Without the pictures, copy the entries below word for word.
*** Begin section ***
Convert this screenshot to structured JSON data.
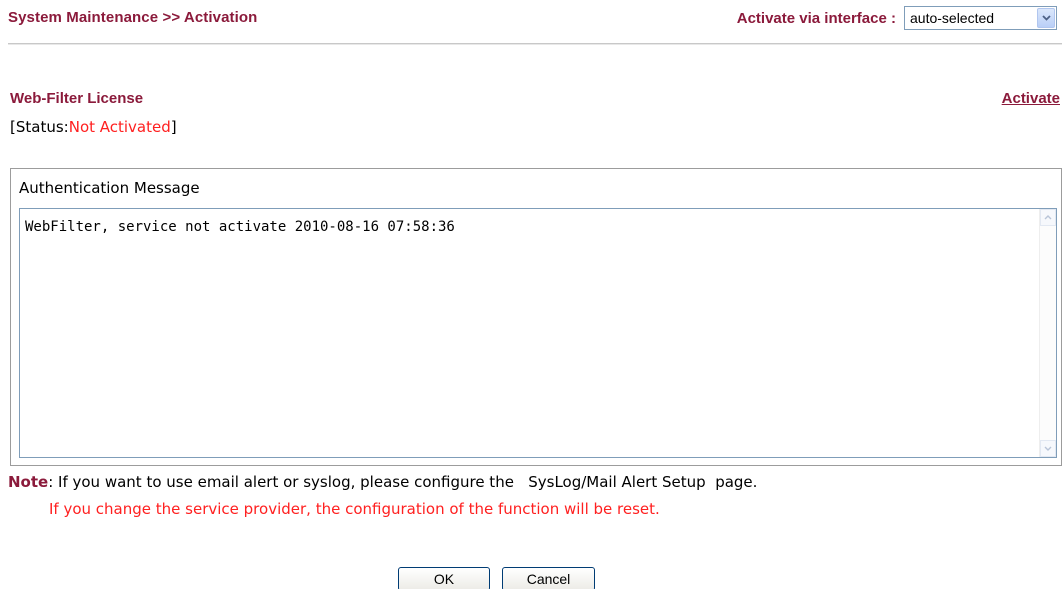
{
  "header": {
    "title": "System Maintenance >> Activation",
    "activate_via_label": "Activate via interface :",
    "interface_select": {
      "selected": "auto-selected"
    }
  },
  "license": {
    "title": "Web-Filter License",
    "activate_link": "Activate",
    "status_prefix": "[Status:",
    "status_value": "Not Activated",
    "status_suffix": "]"
  },
  "auth": {
    "label": "Authentication Message",
    "message": "WebFilter, service not activate 2010-08-16 07:58:36"
  },
  "note": {
    "label": "Note",
    "text": ": If you want to use email alert or syslog, please configure the   SysLog/Mail Alert Setup  page.",
    "warning": "If you change the service provider, the configuration of the function will be reset."
  },
  "buttons": {
    "ok": "OK",
    "cancel": "Cancel"
  },
  "colors": {
    "accent": "#8b1a3b",
    "warning": "#ff2020"
  },
  "icons": {
    "select_arrow": "chevron-down-icon",
    "scroll_up": "arrow-up-icon",
    "scroll_down": "arrow-down-icon"
  }
}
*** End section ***
Output of the task -
Convert this screenshot to structured JSON data.
{
  "header": {
    "title": "System Maintenance >> Activation",
    "activate_via_label": "Activate via interface :",
    "interface_select": {
      "selected": "auto-selected"
    }
  },
  "license": {
    "title": "Web-Filter License",
    "activate_link": "Activate",
    "status_prefix": "[Status:",
    "status_value": "Not Activated",
    "status_suffix": "]"
  },
  "auth": {
    "label": "Authentication Message",
    "message": "WebFilter, service not activate 2010-08-16 07:58:36"
  },
  "note": {
    "label": "Note",
    "text": ": If you want to use email alert or syslog, please configure the   SysLog/Mail Alert Setup  page.",
    "warning": "If you change the service provider, the configuration of the function will be reset."
  },
  "buttons": {
    "ok": "OK",
    "cancel": "Cancel"
  },
  "colors": {
    "accent": "#8b1a3b",
    "warning": "#ff2020"
  },
  "icons": {
    "select_arrow": "chevron-down-icon",
    "scroll_up": "arrow-up-icon",
    "scroll_down": "arrow-down-icon"
  }
}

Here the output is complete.